President Barack Obama said he will name a White House-level czar to coordinate government efforts to fight an epidemic of cybercrime, which even touched his presidential campaign.
Cyberspace is real and so are the risks that come with it, said Obama in remarks Friday at the White House in which he discussed threats to the nation's digital infrastructure from organized crime, industrial spies and international espionage.
Obama said he would name an official to coordinate cybersecurity policies across the government and organize a response to any major cyber attack.
I'm creating a new office here at the White House that will be led by the cybersecurity coordinator. Because of the critical importance of this work, I will personally select this official, said Obama. This official will have my full support and regular access to me.
Obama said his administration would not dictate cybersecurity standards for private companies but would strengthen public-private partnerships and invest in research to develop better ways to secure information infrastructure.
He also stressed the importance of privacy. Our pursuit of cybersecurity will not -- I repeat, will not -- include monitoring private sector networks or Internet traffic.
Holes in U.S. cybersecurity defenses have allowed major incidents of thefts of personal identity, money, intellectual property and corporate secrets. They also allowed a penetration of Obama's campaign.
What isn't widely known is that during the general election hackers managed to penetrate our computer systems, said Obama. Between August and October, hackers gained access to emails and a range of campaign files, from policy position papers to travel plans.
The cybersecurity review, headed by Melissa Hathaway, had urged the president to name a White House coordinator to oversee cybersecurity.
The report, requested by Obama in February, also urged the creation of a strong National Security Council directorate on cybersecurity with a privacy official attached to it.
Other recommendations included preparation of a national strategy to secure U.S. digital networks and stronger international partnerships to fight cybercrime and espionage.
The report said the government, in working with the private sector, should consider tax incentives and reduced liability in exchange for improved security, or increased liability for lax security.
Separately, the Pentagon is considering creating a command dedicated to cyberspace, under the umbrella of U.S. Strategic Command, but Defense Secretary Robert Gates had made no decisions yet, said Pentagon spokesman Bryan Whitman.
We view cyberspace as a warfighting domain that we have to be able to operate within, said Whitman.
FBR Capital Markets analyst Daniel Ives said Friday's announcement could presage a surge in spending on security software purchased from companies like Symantec Corp and McAfee Inc, both of which have some government sales. We've heard for so long the government was going to spend. Finally the ball is going to start rolling, said Ives.
John Stewart, Cisco's chief security officer, said some of the important next steps would be on the international stage.

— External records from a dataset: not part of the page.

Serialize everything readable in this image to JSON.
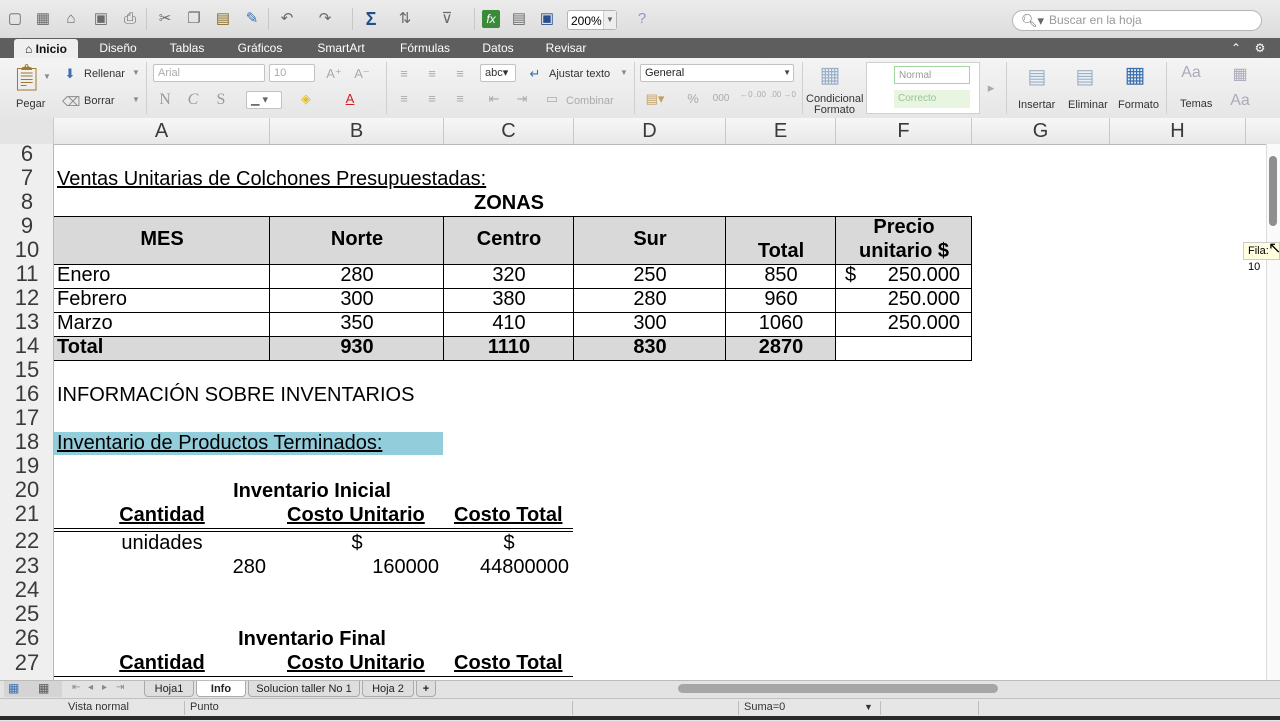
{
  "toolbar": {
    "zoom": "200%",
    "search_placeholder": "Buscar en la hoja"
  },
  "ribbon_tabs": [
    "Inicio",
    "Diseño",
    "Tablas",
    "Gráficos",
    "SmartArt",
    "Fórmulas",
    "Datos",
    "Revisar"
  ],
  "ribbon": {
    "paste": "Pegar",
    "fill": "Rellenar",
    "clear": "Borrar",
    "font": "Arial",
    "font_size": "10",
    "bold": "N",
    "italic": "C",
    "underline": "S",
    "wrap_prefix": "abc",
    "wrap_text": "Ajustar texto",
    "merge": "Combinar",
    "number_format": "General",
    "cond_format_1": "Condicional",
    "cond_format_2": "Formato",
    "style_normal": "Normal",
    "style_correcto": "Correcto",
    "insert": "Insertar",
    "delete": "Eliminar",
    "format": "Formato",
    "themes": "Temas",
    "percent": "%",
    "thousands": "000",
    "dec_inc": "←0 .00",
    "dec_dec": ".00 →0"
  },
  "columns": [
    "A",
    "B",
    "C",
    "D",
    "E",
    "F",
    "G",
    "H"
  ],
  "rows": [
    "6",
    "7",
    "8",
    "9",
    "10",
    "11",
    "12",
    "13",
    "14",
    "15",
    "16",
    "17",
    "18",
    "19",
    "20",
    "21",
    "22",
    "23",
    "24",
    "25",
    "26",
    "27"
  ],
  "sheet": {
    "title": "Ventas Unitarias de Colchones Presupuestadas:",
    "zonas": "ZONAS",
    "headers": {
      "mes": "MES",
      "norte": "Norte",
      "centro": "Centro",
      "sur": "Sur",
      "total": "Total",
      "precio_1": "Precio",
      "precio_2": "unitario $"
    },
    "months": [
      {
        "mes": "Enero",
        "norte": "280",
        "centro": "320",
        "sur": "250",
        "total": "850",
        "precio_symbol": "$",
        "precio": "250.000"
      },
      {
        "mes": "Febrero",
        "norte": "300",
        "centro": "380",
        "sur": "280",
        "total": "960",
        "precio_symbol": "",
        "precio": "250.000"
      },
      {
        "mes": "Marzo",
        "norte": "350",
        "centro": "410",
        "sur": "300",
        "total": "1060",
        "precio_symbol": "",
        "precio": "250.000"
      }
    ],
    "totals": {
      "label": "Total",
      "norte": "930",
      "centro": "1110",
      "sur": "830",
      "total": "2870"
    },
    "info_title": "INFORMACIÓN SOBRE INVENTARIOS",
    "inv_pt_title": "Inventario de Productos Terminados:",
    "inv_inicial": {
      "title": "Inventario Inicial",
      "col_cantidad": "Cantidad",
      "col_costo_unitario": "Costo Unitario",
      "col_costo_total": "Costo Total",
      "units_label": "unidades",
      "cu_symbol": "$",
      "ct_symbol": "$",
      "cantidad": "280",
      "costo_unitario": "160000",
      "costo_total": "44800000"
    },
    "inv_final": {
      "title": "Inventario Final",
      "col_cantidad": "Cantidad",
      "col_costo_unitario": "Costo Unitario",
      "col_costo_total": "Costo Total"
    }
  },
  "tooltip": "Fila: 10",
  "sheet_tabs": [
    "Hoja1",
    "Info",
    "Solucion taller No 1",
    "Hoja 2"
  ],
  "active_sheet": "Info",
  "status": {
    "view": "Vista normal",
    "mode": "Punto",
    "sum": "Suma=0"
  },
  "colors": {
    "highlight_cyan": "#92cddc",
    "header_gray": "#d9d9d9",
    "ribbon_tabs_bg": "#5e5e5e"
  }
}
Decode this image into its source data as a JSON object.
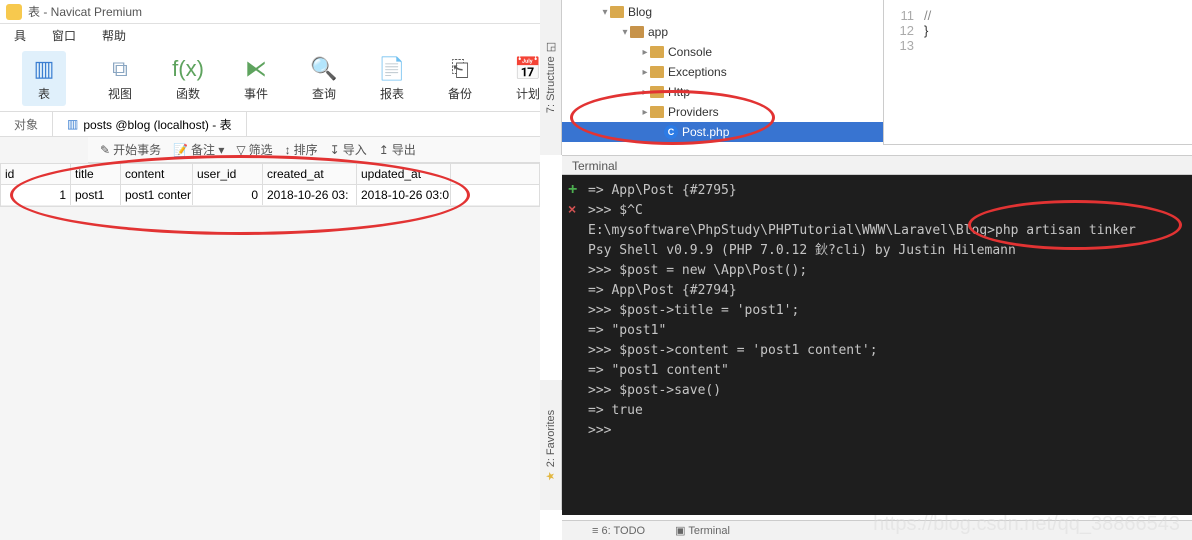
{
  "navicat": {
    "title": "表 - Navicat Premium",
    "menu": [
      "具",
      "窗口",
      "帮助"
    ],
    "ribbon": [
      {
        "label": "表",
        "icon": "▥",
        "active": true,
        "color": "#3a7ed1"
      },
      {
        "label": "视图",
        "icon": "⧉",
        "color": "#8aa6c2"
      },
      {
        "label": "函数",
        "icon": "f(x)",
        "color": "#5ea35e"
      },
      {
        "label": "事件",
        "icon": "⧔",
        "color": "#5ea35e"
      },
      {
        "label": "查询",
        "icon": "🔍",
        "color": "#5b5b5b"
      },
      {
        "label": "报表",
        "icon": "📄",
        "color": "#5b5b5b"
      },
      {
        "label": "备份",
        "icon": "⎗",
        "color": "#5b5b5b"
      },
      {
        "label": "计划",
        "icon": "📅",
        "color": "#c25e5e"
      }
    ],
    "tabs": [
      {
        "label": "对象",
        "active": false
      },
      {
        "label": "posts @blog (localhost) - 表",
        "active": true
      }
    ],
    "toolbar": [
      {
        "icon": "✎",
        "label": "开始事务"
      },
      {
        "icon": "📝",
        "label": "备注 ▾"
      },
      {
        "icon": "▽",
        "label": "筛选"
      },
      {
        "icon": "↕",
        "label": "排序"
      },
      {
        "icon": "↧",
        "label": "导入"
      },
      {
        "icon": "↥",
        "label": "导出"
      }
    ],
    "grid": {
      "columns": [
        "id",
        "title",
        "content",
        "user_id",
        "created_at",
        "updated_at"
      ],
      "rows": [
        {
          "id": "1",
          "title": "post1",
          "content": "post1 conter",
          "user_id": "0",
          "created_at": "2018-10-26 03:",
          "updated_at": "2018-10-26 03:0"
        }
      ]
    }
  },
  "ide": {
    "structure_label": "7: Structure",
    "favorites_label": "2: Favorites",
    "tree": [
      {
        "indent": 38,
        "chev": "▾",
        "icon": "fold",
        "label": "Blog"
      },
      {
        "indent": 58,
        "chev": "▾",
        "icon": "fold open",
        "label": "app"
      },
      {
        "indent": 78,
        "chev": "▸",
        "icon": "fold",
        "label": "Console"
      },
      {
        "indent": 78,
        "chev": "▸",
        "icon": "fold",
        "label": "Exceptions"
      },
      {
        "indent": 78,
        "chev": "▸",
        "icon": "fold",
        "label": "Http"
      },
      {
        "indent": 78,
        "chev": "▸",
        "icon": "fold",
        "label": "Providers"
      },
      {
        "indent": 92,
        "chev": "",
        "icon": "cfile",
        "label": "Post.php",
        "sel": true
      }
    ],
    "editor_lines": [
      {
        "num": "11",
        "text": "        //"
      },
      {
        "num": "12",
        "text": "    }"
      },
      {
        "num": "13",
        "text": ""
      }
    ],
    "terminal_title": "Terminal",
    "terminal_lines": [
      "=> App\\Post {#2795}",
      ">>> $^C",
      "E:\\mysoftware\\PhpStudy\\PHPTutorial\\WWW\\Laravel\\Blog>php artisan tinker",
      "Psy Shell v0.9.9 (PHP 7.0.12 鈥?cli) by Justin Hilemann",
      ">>> $post = new \\App\\Post();",
      "=> App\\Post {#2794}",
      ">>> $post->title = 'post1';",
      "=> \"post1\"",
      ">>> $post->content = 'post1 content';",
      "=> \"post1 content\"",
      ">>> $post->save()",
      "=> true",
      ">>>"
    ],
    "bottom_tabs": [
      "≡ 6: TODO",
      "▣ Terminal"
    ]
  },
  "watermark": "https://blog.csdn.net/qq_38866543"
}
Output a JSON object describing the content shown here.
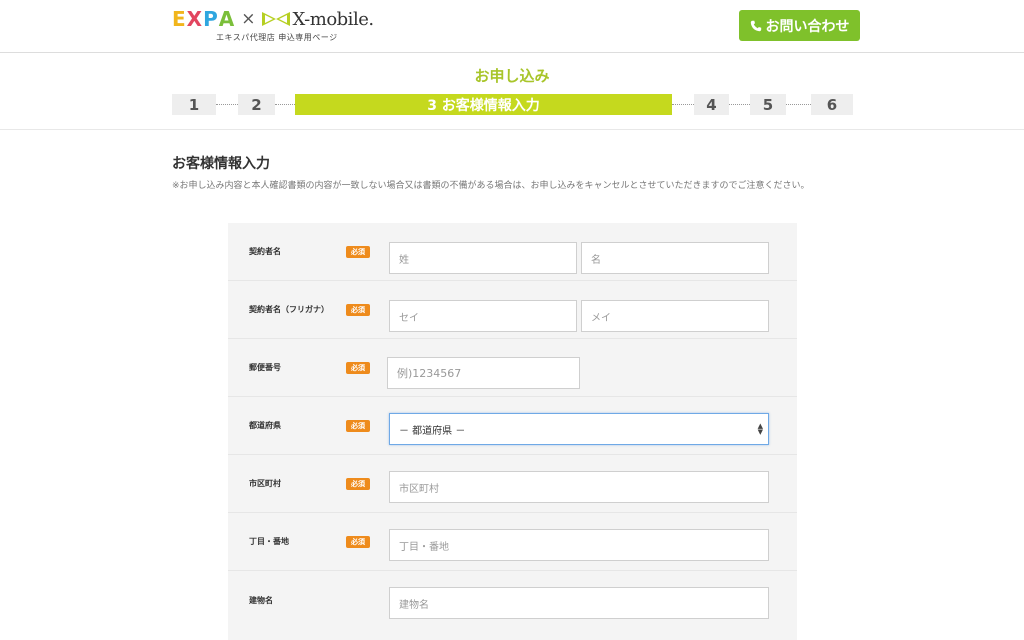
{
  "header": {
    "logo_expa_letters": [
      "E",
      "X",
      "P",
      "A"
    ],
    "logo_expa_colors": [
      "#f1b51c",
      "#e2455f",
      "#2fa6df",
      "#7bbf3a"
    ],
    "logo_times": "×",
    "logo_xmobile": "X-mobile.",
    "logo_sub": "エキスパ代理店 申込専用ページ",
    "contact_label": "お問い合わせ",
    "accent_color": "#7fc12b"
  },
  "steps": {
    "title": "お申し込み",
    "items": [
      "1",
      "2",
      "3 お客様情報入力",
      "4",
      "5",
      "6"
    ],
    "active_index": 2
  },
  "content": {
    "section_title": "お客様情報入力",
    "note": "※お申し込み内容と本人確認書類の内容が一致しない場合又は書類の不備がある場合は、お申し込みをキャンセルとさせていただきますのでご注意ください。"
  },
  "form": {
    "required_label": "必須",
    "rows": [
      {
        "label": "契約者名",
        "required": true,
        "fields": [
          {
            "placeholder": "姓"
          },
          {
            "placeholder": "名"
          }
        ]
      },
      {
        "label": "契約者名（フリガナ）",
        "required": true,
        "fields": [
          {
            "placeholder": "セイ"
          },
          {
            "placeholder": "メイ"
          }
        ]
      },
      {
        "label": "郵便番号",
        "required": true,
        "fields": [
          {
            "placeholder": "例)1234567"
          }
        ]
      },
      {
        "label": "都道府県",
        "required": true,
        "fields": [
          {
            "value": "－ 都道府県 －"
          }
        ]
      },
      {
        "label": "市区町村",
        "required": true,
        "fields": [
          {
            "placeholder": "市区町村"
          }
        ]
      },
      {
        "label": "丁目・番地",
        "required": true,
        "fields": [
          {
            "placeholder": "丁目・番地"
          }
        ]
      },
      {
        "label": "建物名",
        "required": false,
        "fields": [
          {
            "placeholder": "建物名"
          }
        ]
      }
    ]
  }
}
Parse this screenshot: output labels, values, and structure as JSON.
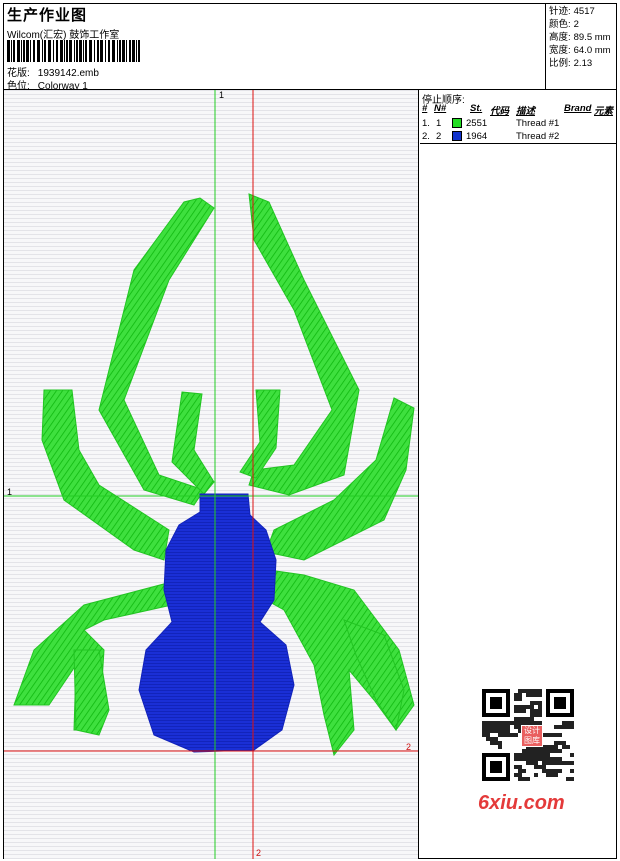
{
  "header": {
    "title": "生产作业图",
    "company": "Wilcom(汇宏) 鼓饰工作室",
    "design_label": "花版:",
    "design_value": "1939142.emb",
    "colorway_label": "色位:",
    "colorway_value": "Colorway 1"
  },
  "stats": [
    {
      "label": "针迹:",
      "value": "4517"
    },
    {
      "label": "颜色:",
      "value": "2"
    },
    {
      "label": "高度:",
      "value": "89.5 mm"
    },
    {
      "label": "宽度:",
      "value": "64.0 mm"
    },
    {
      "label": "比例:",
      "value": "2.13"
    }
  ],
  "stop_sequence": {
    "title": "停止顺序:",
    "columns": {
      "hash": "#",
      "n": "N#",
      "st": "St.",
      "code": "代码",
      "desc": "描述",
      "brand": "Brand",
      "element": "元素"
    },
    "rows": [
      {
        "index": "1.",
        "n": "1",
        "color": "#22dd22",
        "code": "2551",
        "desc": "Thread #1"
      },
      {
        "index": "2.",
        "n": "2",
        "color": "#1133cc",
        "code": "1964",
        "desc": "Thread #2"
      }
    ]
  },
  "axes": {
    "top_label": "1",
    "left_label": "1",
    "right_label": "2",
    "bottom_label": "2"
  },
  "colors": {
    "thread1": "#22dd22",
    "thread2": "#1133cc",
    "guide_green": "#22cc22",
    "guide_red": "#dd1111"
  },
  "watermark": {
    "text": "6xiu.com",
    "stamp": "设计图库"
  }
}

There's going to be a need for massive international cooperation in all this, he said. This will show up in varying venues, (like) trade negotiations.
Phillip Dunkelberger, president of security company PGP Corp, said he was hoping for concrete steps to secure the U.S. digital network -- for example, some idea of what the next generation of security architecture would look like.
The cybersecurity report was posted at: http://www.whitehouse.gov/assets/documents/Cyberspace_Policy_Re view_final.pdf
(Additional reporting by Andrew Gray in Washington and Jim Finkle in Boston; Editing by Tim Dobbyn)